Savannah State of Mind


I’M HALF HOME in Brooklyn; my other half is still down south somewhere. Coming home from a vacation, even one of six days, always makes me wish I appreciated being away even more when I had the chance. Certain patterns and behaviors associated with “real life” — lousy sleep, money anxiety, word-game addiction, uninspiring routine, eating out of deli containers — reassert themselves only too quickly upon my return.

Happily, I’ll have the opportunity to test my vacation appreciation skills again, when I go to Mexico — the arty city of San Miguel de Allende, in the country’s heartland — in two weeks’ time.

Meanwhile, I’m not done with Savannah. Can’t let my photos of beachy Tybee Island, below, Savannah’s Hamptons equivalent, go to waste.


The last day’s urban wanderings included the Regency-style c. 1819 Owens-Thomas House, designed by William Jay, a 23-year-old architect from Bath, England, with early indoor plumbing, doors to nowhere and orange and blue stained glass windows. (No photos allowed inside, unfortunately.)


More Savannah street sights:


A local sent us to check out Alex Raskin Antiques in the Noble Hardee Mansion on Monterey Square, below, five floors of genteel decrepitude filled with 18th and 19th century furnishings and objects. Not a stick of mid-century modern to be found!





Coslick’s Cottages


SO HERE I AM, trying to renovate just one cottage, and along comes an e-mail from Jane Coslick, who has bought, fixed up, decorated, sold, and/or rented some three dozen of them!

She’s well-known as a cottage preservationist on Tybee Island, Georgia, near Savannah, where tiny workmen’s houses and fishing shacks built in the 1920s, some as small as 400 square feet, would have been pulverized in the name of development if not for Jane and others like her.


It’s the exuberance and care with which she does it, and her free hand with color, that has made Jane’s work a staple of such magazines as Coastal Living, Southern Living, and, before its recent demise, Cottage Living.

Jane has a website with links to all her press coverage, of which there’s been no shortage.
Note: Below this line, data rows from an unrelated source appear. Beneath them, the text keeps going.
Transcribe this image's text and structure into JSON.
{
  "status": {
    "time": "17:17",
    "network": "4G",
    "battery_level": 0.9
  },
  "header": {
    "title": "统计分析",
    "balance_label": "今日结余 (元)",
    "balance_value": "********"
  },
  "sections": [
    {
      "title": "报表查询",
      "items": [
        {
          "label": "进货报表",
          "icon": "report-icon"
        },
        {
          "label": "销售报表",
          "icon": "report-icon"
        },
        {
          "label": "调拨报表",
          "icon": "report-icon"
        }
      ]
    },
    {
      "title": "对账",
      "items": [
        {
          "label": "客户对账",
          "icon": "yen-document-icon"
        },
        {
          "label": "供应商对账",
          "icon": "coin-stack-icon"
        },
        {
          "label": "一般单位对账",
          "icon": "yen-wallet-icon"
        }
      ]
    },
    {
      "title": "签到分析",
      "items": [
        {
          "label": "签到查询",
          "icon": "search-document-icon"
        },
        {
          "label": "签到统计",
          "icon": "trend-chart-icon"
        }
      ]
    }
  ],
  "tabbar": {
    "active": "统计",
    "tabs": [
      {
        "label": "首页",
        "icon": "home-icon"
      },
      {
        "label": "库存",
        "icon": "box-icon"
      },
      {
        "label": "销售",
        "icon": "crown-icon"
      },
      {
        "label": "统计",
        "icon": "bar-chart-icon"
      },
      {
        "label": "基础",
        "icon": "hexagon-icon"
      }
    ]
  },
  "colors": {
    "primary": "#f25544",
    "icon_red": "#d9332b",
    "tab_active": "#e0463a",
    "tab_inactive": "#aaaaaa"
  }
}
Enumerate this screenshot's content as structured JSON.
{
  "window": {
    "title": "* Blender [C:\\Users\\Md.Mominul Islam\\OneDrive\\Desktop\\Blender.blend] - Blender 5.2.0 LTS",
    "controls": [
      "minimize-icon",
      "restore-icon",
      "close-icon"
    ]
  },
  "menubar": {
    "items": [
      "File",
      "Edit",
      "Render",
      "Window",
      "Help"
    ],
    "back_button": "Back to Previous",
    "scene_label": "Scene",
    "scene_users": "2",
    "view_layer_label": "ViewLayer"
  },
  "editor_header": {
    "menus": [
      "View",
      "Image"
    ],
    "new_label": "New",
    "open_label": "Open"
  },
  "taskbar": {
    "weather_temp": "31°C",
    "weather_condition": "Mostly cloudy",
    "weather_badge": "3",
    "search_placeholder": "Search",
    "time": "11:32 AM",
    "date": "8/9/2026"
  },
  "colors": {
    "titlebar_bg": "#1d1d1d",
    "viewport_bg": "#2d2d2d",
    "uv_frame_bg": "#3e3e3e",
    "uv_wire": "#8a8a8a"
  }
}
Her vibrant cottages, with evocative names like Fish Camp, Calypso, and Hemingway, are like honey to magazine-editor bees. She just started a new blog, too. You can find it here.